# [INFORMATION GIVEN]
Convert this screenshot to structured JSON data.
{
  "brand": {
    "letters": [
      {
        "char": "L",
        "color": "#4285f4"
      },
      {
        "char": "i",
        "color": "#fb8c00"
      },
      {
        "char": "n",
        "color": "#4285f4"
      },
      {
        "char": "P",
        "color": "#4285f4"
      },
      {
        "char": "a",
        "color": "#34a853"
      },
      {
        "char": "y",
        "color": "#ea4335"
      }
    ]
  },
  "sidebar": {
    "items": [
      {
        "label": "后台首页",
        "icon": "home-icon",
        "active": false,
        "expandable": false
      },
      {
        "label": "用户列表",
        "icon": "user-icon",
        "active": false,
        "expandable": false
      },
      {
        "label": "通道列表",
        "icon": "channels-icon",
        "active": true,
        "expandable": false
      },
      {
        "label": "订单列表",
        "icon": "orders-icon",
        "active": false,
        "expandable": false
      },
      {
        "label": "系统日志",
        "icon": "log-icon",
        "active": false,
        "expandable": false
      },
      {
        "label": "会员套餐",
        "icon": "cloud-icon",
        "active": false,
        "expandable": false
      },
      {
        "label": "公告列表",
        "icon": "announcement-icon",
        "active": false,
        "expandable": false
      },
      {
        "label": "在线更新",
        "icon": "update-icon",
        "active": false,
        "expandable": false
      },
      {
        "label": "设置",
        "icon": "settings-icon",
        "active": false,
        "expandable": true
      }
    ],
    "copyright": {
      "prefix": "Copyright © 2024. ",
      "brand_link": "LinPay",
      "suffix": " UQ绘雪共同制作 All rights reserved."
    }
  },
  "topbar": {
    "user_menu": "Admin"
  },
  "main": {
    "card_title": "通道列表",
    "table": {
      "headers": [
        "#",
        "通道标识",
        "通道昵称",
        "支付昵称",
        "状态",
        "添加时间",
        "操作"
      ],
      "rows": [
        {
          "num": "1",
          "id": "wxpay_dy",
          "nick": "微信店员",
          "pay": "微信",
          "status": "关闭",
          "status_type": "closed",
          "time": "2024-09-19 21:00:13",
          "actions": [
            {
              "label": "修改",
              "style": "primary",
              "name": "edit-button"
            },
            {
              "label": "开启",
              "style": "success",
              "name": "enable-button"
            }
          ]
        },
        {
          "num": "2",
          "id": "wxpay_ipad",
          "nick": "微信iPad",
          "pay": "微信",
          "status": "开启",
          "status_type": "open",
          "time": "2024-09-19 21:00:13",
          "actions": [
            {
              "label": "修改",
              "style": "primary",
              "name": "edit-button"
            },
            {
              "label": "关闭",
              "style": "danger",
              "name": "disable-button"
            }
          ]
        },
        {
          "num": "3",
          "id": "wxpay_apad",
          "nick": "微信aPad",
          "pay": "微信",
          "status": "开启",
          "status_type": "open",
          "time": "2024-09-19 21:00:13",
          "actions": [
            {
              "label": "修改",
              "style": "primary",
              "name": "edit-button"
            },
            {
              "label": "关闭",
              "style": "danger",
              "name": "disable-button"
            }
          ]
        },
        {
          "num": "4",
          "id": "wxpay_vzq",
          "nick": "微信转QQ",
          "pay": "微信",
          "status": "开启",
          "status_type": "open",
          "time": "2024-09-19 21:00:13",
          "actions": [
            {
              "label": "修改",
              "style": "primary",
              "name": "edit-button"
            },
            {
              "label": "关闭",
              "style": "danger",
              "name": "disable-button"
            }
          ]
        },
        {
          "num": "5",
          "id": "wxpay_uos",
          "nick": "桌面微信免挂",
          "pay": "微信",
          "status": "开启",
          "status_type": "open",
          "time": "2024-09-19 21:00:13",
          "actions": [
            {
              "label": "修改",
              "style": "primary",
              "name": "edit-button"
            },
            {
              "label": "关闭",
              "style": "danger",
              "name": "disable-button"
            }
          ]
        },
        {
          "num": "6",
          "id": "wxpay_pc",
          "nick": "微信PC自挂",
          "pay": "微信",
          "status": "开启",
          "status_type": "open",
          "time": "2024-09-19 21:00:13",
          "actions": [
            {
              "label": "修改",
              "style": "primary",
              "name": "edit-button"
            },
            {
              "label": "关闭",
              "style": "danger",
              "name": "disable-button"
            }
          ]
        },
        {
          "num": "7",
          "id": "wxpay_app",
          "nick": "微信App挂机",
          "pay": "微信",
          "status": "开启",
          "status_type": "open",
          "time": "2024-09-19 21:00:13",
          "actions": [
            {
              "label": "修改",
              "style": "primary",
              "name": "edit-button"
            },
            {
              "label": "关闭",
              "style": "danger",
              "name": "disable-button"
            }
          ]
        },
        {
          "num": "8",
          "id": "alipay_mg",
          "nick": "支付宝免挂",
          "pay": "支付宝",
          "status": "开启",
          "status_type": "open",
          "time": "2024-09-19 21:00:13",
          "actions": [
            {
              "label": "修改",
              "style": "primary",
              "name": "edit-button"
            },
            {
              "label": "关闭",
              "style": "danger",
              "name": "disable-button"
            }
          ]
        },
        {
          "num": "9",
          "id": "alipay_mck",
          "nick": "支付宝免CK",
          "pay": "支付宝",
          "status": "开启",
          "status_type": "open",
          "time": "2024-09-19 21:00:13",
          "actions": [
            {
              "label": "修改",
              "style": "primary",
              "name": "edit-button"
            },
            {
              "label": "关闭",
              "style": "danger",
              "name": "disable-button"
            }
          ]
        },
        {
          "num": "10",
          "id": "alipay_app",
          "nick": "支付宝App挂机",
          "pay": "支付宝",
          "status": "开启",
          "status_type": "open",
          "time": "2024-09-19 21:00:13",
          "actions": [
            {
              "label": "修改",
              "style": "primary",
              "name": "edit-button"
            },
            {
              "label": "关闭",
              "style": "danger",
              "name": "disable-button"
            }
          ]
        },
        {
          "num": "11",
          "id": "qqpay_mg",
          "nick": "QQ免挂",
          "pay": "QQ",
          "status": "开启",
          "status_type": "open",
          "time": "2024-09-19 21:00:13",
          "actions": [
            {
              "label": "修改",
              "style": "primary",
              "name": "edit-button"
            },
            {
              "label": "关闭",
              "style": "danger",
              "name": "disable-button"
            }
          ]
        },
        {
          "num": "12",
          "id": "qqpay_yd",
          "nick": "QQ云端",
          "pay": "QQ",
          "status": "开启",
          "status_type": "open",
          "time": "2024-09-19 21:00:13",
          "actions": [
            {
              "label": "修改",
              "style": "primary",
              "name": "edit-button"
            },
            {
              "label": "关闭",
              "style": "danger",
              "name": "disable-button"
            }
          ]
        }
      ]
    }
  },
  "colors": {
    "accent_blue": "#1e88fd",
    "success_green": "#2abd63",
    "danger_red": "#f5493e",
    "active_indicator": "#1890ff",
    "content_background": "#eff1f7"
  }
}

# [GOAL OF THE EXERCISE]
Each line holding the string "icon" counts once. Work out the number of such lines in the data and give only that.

# [RESULT OF THIS TASK]
9